(Given data Opens)

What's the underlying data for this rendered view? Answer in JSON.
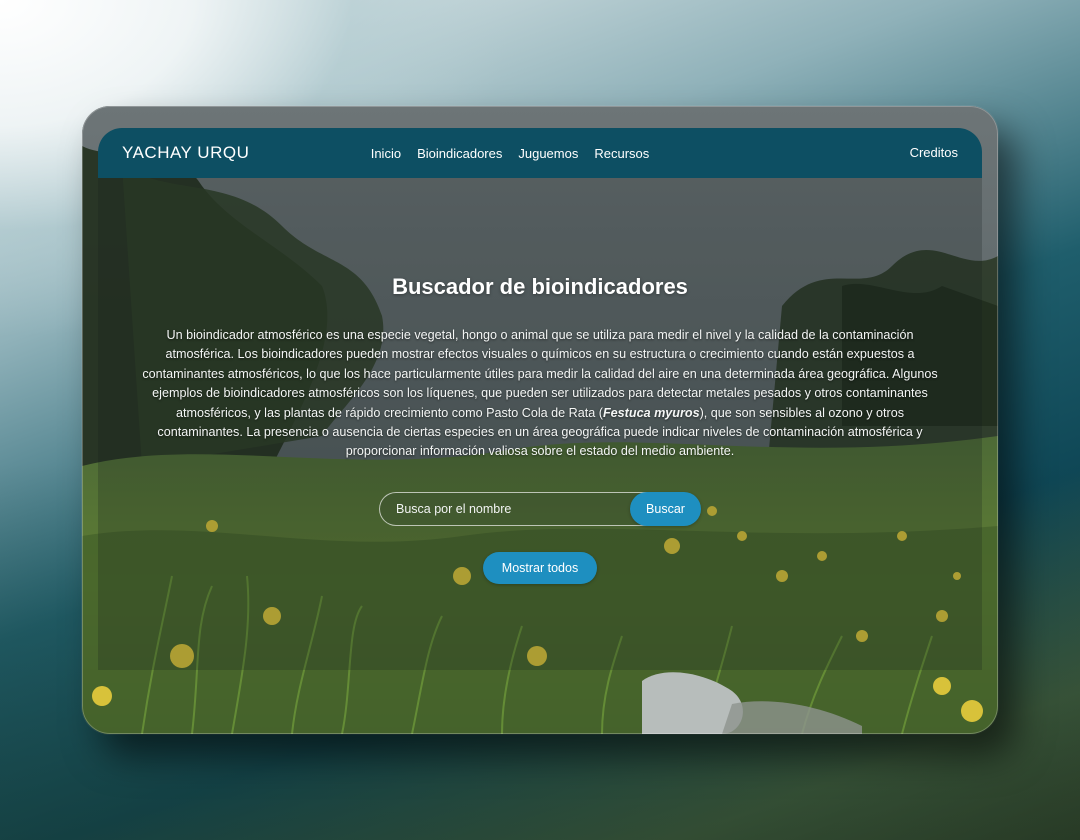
{
  "navbar": {
    "brand": "YACHAY URQU",
    "links": [
      {
        "label": "Inicio"
      },
      {
        "label": "Bioindicadores"
      },
      {
        "label": "Juguemos"
      },
      {
        "label": "Recursos"
      }
    ],
    "right_link": "Creditos"
  },
  "hero": {
    "title": "Buscador de bioindicadores",
    "description_before": "Un bioindicador atmosférico es una especie vegetal, hongo o animal que se utiliza para medir el nivel y la calidad de la contaminación atmosférica. Los bioindicadores pueden mostrar efectos visuales o químicos en su estructura o crecimiento cuando están expuestos a contaminantes atmosféricos, lo que los hace particularmente útiles para medir la calidad del aire en una determinada área geográfica. Algunos ejemplos de bioindicadores atmosféricos son los líquenes, que pueden ser utilizados para detectar metales pesados y otros contaminantes atmosféricos, y las plantas de rápido crecimiento como Pasto Cola de Rata (",
    "description_italic": "Festuca myuros",
    "description_after": "), que son sensibles al ozono y otros contaminantes. La presencia o ausencia de ciertas especies en un área geográfica puede indicar niveles de contaminación atmosférica y proporcionar información valiosa sobre el estado del medio ambiente."
  },
  "search": {
    "placeholder": "Busca por el nombre",
    "value": "",
    "button_label": "Buscar"
  },
  "show_all_label": "Mostrar todos",
  "colors": {
    "navbar": "#0d4f63",
    "button": "#1e8fc0",
    "text": "#ffffff"
  }
}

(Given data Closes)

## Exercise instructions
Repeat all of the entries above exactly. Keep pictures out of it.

## Solution to the problem
What's the underlying data for this rendered view? Answer in JSON.
{
  "navbar": {
    "brand": "YACHAY URQU",
    "links": [
      {
        "label": "Inicio"
      },
      {
        "label": "Bioindicadores"
      },
      {
        "label": "Juguemos"
      },
      {
        "label": "Recursos"
      }
    ],
    "right_link": "Creditos"
  },
  "hero": {
    "title": "Buscador de bioindicadores",
    "description_before": "Un bioindicador atmosférico es una especie vegetal, hongo o animal que se utiliza para medir el nivel y la calidad de la contaminación atmosférica. Los bioindicadores pueden mostrar efectos visuales o químicos en su estructura o crecimiento cuando están expuestos a contaminantes atmosféricos, lo que los hace particularmente útiles para medir la calidad del aire en una determinada área geográfica. Algunos ejemplos de bioindicadores atmosféricos son los líquenes, que pueden ser utilizados para detectar metales pesados y otros contaminantes atmosféricos, y las plantas de rápido crecimiento como Pasto Cola de Rata (",
    "description_italic": "Festuca myuros",
    "description_after": "), que son sensibles al ozono y otros contaminantes. La presencia o ausencia de ciertas especies en un área geográfica puede indicar niveles de contaminación atmosférica y proporcionar información valiosa sobre el estado del medio ambiente."
  },
  "search": {
    "placeholder": "Busca por el nombre",
    "value": "",
    "button_label": "Buscar"
  },
  "show_all_label": "Mostrar todos",
  "colors": {
    "navbar": "#0d4f63",
    "button": "#1e8fc0",
    "text": "#ffffff"
  }
}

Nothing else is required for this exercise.